Required action>
What is needed here is a word-for-word copy of all the entries below.

Material supplied>
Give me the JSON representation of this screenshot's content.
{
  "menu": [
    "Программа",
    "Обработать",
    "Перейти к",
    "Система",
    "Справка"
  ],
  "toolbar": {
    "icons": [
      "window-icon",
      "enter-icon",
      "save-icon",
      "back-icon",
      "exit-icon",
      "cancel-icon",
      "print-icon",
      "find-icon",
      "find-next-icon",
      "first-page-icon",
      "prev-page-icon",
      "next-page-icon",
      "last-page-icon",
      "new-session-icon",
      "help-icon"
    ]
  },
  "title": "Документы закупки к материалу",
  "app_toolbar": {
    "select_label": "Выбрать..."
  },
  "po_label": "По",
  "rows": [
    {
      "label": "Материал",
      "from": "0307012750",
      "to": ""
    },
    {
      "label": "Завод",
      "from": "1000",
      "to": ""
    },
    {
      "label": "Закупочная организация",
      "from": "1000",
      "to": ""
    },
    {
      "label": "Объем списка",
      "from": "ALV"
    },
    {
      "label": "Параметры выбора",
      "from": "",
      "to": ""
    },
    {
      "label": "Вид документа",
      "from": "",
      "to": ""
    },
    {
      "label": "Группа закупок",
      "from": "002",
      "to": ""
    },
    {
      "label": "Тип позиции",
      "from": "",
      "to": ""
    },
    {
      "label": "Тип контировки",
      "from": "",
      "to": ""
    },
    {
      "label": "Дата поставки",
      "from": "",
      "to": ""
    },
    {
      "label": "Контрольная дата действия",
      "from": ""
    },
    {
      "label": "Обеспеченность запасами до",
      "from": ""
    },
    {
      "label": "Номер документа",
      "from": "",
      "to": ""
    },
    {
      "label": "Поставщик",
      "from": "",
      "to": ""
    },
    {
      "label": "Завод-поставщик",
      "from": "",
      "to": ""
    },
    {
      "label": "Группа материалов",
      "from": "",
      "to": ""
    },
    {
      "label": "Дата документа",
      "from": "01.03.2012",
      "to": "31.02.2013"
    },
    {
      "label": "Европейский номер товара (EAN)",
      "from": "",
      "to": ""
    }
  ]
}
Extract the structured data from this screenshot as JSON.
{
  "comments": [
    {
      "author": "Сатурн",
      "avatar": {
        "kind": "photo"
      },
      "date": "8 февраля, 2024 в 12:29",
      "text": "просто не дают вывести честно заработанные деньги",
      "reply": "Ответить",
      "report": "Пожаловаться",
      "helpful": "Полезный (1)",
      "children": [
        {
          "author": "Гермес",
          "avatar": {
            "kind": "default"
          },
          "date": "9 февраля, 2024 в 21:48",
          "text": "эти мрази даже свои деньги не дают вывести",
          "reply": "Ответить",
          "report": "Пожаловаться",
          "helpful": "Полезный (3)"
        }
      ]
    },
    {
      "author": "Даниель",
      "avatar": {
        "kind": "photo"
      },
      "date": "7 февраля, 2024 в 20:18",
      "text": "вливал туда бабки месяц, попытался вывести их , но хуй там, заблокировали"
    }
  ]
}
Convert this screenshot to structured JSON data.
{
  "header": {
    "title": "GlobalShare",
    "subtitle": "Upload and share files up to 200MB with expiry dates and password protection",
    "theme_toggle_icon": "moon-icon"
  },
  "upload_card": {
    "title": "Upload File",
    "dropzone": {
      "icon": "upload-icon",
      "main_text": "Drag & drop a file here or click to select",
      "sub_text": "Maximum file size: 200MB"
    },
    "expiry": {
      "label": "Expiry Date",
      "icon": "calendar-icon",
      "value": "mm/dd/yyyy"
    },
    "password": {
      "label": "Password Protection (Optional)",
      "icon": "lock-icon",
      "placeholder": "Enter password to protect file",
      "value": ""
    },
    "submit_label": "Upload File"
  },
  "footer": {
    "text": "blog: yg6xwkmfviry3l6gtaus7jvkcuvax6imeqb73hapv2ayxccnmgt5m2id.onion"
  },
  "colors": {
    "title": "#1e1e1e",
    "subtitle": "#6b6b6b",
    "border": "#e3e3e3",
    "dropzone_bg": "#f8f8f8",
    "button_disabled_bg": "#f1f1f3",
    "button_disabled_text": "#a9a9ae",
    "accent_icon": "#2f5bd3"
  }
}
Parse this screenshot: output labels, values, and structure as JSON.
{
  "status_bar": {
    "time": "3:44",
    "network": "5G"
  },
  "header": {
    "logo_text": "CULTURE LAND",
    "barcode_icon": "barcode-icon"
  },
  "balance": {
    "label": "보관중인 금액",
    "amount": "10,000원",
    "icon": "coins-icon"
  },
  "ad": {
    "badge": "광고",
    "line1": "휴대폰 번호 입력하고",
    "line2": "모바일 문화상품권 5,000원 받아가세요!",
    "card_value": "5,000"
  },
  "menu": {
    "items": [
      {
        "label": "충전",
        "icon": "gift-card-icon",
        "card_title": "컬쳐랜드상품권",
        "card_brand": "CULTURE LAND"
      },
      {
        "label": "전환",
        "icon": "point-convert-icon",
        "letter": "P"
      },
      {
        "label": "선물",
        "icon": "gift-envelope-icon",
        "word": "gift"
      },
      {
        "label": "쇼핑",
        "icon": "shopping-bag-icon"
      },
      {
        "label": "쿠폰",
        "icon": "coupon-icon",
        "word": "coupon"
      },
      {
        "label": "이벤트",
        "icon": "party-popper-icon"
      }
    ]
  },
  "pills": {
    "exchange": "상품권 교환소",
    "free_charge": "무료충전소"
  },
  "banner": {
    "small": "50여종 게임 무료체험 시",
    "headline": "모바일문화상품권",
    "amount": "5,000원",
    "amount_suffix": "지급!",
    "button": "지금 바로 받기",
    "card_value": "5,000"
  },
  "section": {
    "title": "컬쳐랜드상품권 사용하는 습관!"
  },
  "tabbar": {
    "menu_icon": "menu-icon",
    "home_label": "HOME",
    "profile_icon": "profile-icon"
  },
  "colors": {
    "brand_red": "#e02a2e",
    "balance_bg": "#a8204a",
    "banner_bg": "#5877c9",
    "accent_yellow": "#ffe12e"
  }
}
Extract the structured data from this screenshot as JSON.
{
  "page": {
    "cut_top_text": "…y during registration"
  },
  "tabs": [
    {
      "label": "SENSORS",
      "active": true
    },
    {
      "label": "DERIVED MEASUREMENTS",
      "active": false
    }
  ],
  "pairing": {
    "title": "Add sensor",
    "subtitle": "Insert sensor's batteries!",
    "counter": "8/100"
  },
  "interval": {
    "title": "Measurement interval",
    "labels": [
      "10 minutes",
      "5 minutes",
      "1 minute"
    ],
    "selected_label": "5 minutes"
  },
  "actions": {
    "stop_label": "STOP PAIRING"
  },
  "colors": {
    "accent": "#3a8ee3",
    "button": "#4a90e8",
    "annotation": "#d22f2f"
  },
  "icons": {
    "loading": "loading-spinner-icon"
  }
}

Written answer>
Give me the JSON representation of this screenshot's content.
{
  "menu": [
    "Программа",
    "Обработать",
    "Перейти к",
    "Система",
    "Справка"
  ],
  "toolbar": {
    "icons": [
      "window-icon",
      "enter-icon",
      "save-icon",
      "back-icon",
      "exit-icon",
      "cancel-icon",
      "print-icon",
      "find-icon",
      "find-next-icon",
      "first-page-icon",
      "prev-page-icon",
      "next-page-icon",
      "last-page-icon",
      "new-session-icon",
      "help-icon"
    ]
  },
  "title": "Документы закупки к материалу",
  "app_toolbar": {
    "select_label": "Выбрать..."
  },
  "po_label": "По",
  "rows": [
    {
      "label": "Материал",
      "from": "0307012750",
      "to": ""
    },
    {
      "label": "Завод",
      "from": "1000",
      "to": ""
    },
    {
      "label": "Закупочная организация",
      "from": "1000",
      "to": ""
    },
    {
      "label": "Объем списка",
      "from": "ALV"
    },
    {
      "label": "Параметры выбора",
      "from": "",
      "to": ""
    },
    {
      "label": "Вид документа",
      "from": "",
      "to": ""
    },
    {
      "label": "Группа закупок",
      "from": "002",
      "to": ""
    },
    {
      "label": "Тип позиции",
      "from": "",
      "to": ""
    },
    {
      "label": "Тип контировки",
      "from": "",
      "to": ""
    },
    {
      "label": "Дата поставки",
      "from": "",
      "to": ""
    },
    {
      "label": "Контрольная дата действия",
      "from": ""
    },
    {
      "label": "Обеспеченность запасами до",
      "from": ""
    },
    {
      "label": "Номер документа",
      "from": "",
      "to": ""
    },
    {
      "label": "Поставщик",
      "from": "",
      "to": ""
    },
    {
      "label": "Завод-поставщик",
      "from": "",
      "to": ""
    },
    {
      "label": "Группа материалов",
      "from": "",
      "to": ""
    },
    {
      "label": "Дата документа",
      "from": "01.03.2012",
      "to": "31.02.2013"
    },
    {
      "label": "Европейский номер товара (EAN)",
      "from": "",
      "to": ""
    }
  ]
}
Extract the structured data from this screenshot as JSON.
{
  "comments": [
    {
      "author": "Сатурн",
      "avatar": {
        "kind": "photo"
      },
      "date": "8 февраля, 2024 в 12:29",
      "text": "просто не дают вывести честно заработанные деньги",
      "reply": "Ответить",
      "report": "Пожаловаться",
      "helpful": "Полезный (1)",
      "children": [
        {
          "author": "Гермес",
          "avatar": {
            "kind": "default"
          },
          "date": "9 февраля, 2024 в 21:48",
          "text": "эти мрази даже свои деньги не дают вывести",
          "reply": "Ответить",
          "report": "Пожаловаться",
          "helpful": "Полезный (3)"
        }
      ]
    },
    {
      "author": "Даниель",
      "avatar": {
        "kind": "photo"
      },
      "date": "7 февраля, 2024 в 20:18",
      "text": "вливал туда бабки месяц, попытался вывести их , но хуй там, заблокировали"
    }
  ]
}
Convert this screenshot to structured JSON data.
{
  "header": {
    "title": "GlobalShare",
    "subtitle": "Upload and share files up to 200MB with expiry dates and password protection",
    "theme_toggle_icon": "moon-icon"
  },
  "upload_card": {
    "title": "Upload File",
    "dropzone": {
      "icon": "upload-icon",
      "main_text": "Drag & drop a file here or click to select",
      "sub_text": "Maximum file size: 200MB"
    },
    "expiry": {
      "label": "Expiry Date",
      "icon": "calendar-icon",
      "value": "mm/dd/yyyy"
    },
    "password": {
      "label": "Password Protection (Optional)",
      "icon": "lock-icon",
      "placeholder": "Enter password to protect file",
      "value": ""
    },
    "submit_label": "Upload File"
  },
  "footer": {
    "text": "blog: yg6xwkmfviry3l6gtaus7jvkcuvax6imeqb73hapv2ayxccnmgt5m2id.onion"
  },
  "colors": {
    "title": "#1e1e1e",
    "subtitle": "#6b6b6b",
    "border": "#e3e3e3",
    "dropzone_bg": "#f8f8f8",
    "button_disabled_bg": "#f1f1f3",
    "button_disabled_text": "#a9a9ae",
    "accent_icon": "#2f5bd3"
  }
}
Parse this screenshot: output labels, values, and structure as JSON.
{
  "status_bar": {
    "time": "3:44",
    "network": "5G"
  },
  "header": {
    "logo_text": "CULTURE LAND",
    "barcode_icon": "barcode-icon"
  },
  "balance": {
    "label": "보관중인 금액",
    "amount": "10,000원",
    "icon": "coins-icon"
  },
  "ad": {
    "badge": "광고",
    "line1": "휴대폰 번호 입력하고",
    "line2": "모바일 문화상품권 5,000원 받아가세요!",
    "card_value": "5,000"
  },
  "menu": {
    "items": [
      {
        "label": "충전",
        "icon": "gift-card-icon",
        "card_title": "컬쳐랜드상품권",
        "card_brand": "CULTURE LAND"
      },
      {
        "label": "전환",
        "icon": "point-convert-icon",
        "letter": "P"
      },
      {
        "label": "선물",
        "icon": "gift-envelope-icon",
        "word": "gift"
      },
      {
        "label": "쇼핑",
        "icon": "shopping-bag-icon"
      },
      {
        "label": "쿠폰",
        "icon": "coupon-icon",
        "word": "coupon"
      },
      {
        "label": "이벤트",
        "icon": "party-popper-icon"
      }
    ]
  },
  "pills": {
    "exchange": "상품권 교환소",
    "free_charge": "무료충전소"
  },
  "banner": {
    "small": "50여종 게임 무료체험 시",
    "headline": "모바일문화상품권",
    "amount": "5,000원",
    "amount_suffix": "지급!",
    "button": "지금 바로 받기",
    "card_value": "5,000"
  },
  "section": {
    "title": "컬쳐랜드상품권 사용하는 습관!"
  },
  "tabbar": {
    "menu_icon": "menu-icon",
    "home_label": "HOME",
    "profile_icon": "profile-icon"
  },
  "colors": {
    "brand_red": "#e02a2e",
    "balance_bg": "#a8204a",
    "banner_bg": "#5877c9",
    "accent_yellow": "#ffe12e"
  }
}
Extract the structured data from this screenshot as JSON.
{
  "page": {
    "cut_top_text": "…y during registration"
  },
  "tabs": [
    {
      "label": "SENSORS",
      "active": true
    },
    {
      "label": "DERIVED MEASUREMENTS",
      "active": false
    }
  ],
  "pairing": {
    "title": "Add sensor",
    "subtitle": "Insert sensor's batteries!",
    "counter": "8/100"
  },
  "interval": {
    "title": "Measurement interval",
    "labels": [
      "10 minutes",
      "5 minutes",
      "1 minute"
    ],
    "selected_label": "5 minutes"
  },
  "actions": {
    "stop_label": "STOP PAIRING"
  },
  "colors": {
    "accent": "#3a8ee3",
    "button": "#4a90e8",
    "annotation": "#d22f2f"
  },
  "icons": {
    "loading": "loading-spinner-icon"
  }
}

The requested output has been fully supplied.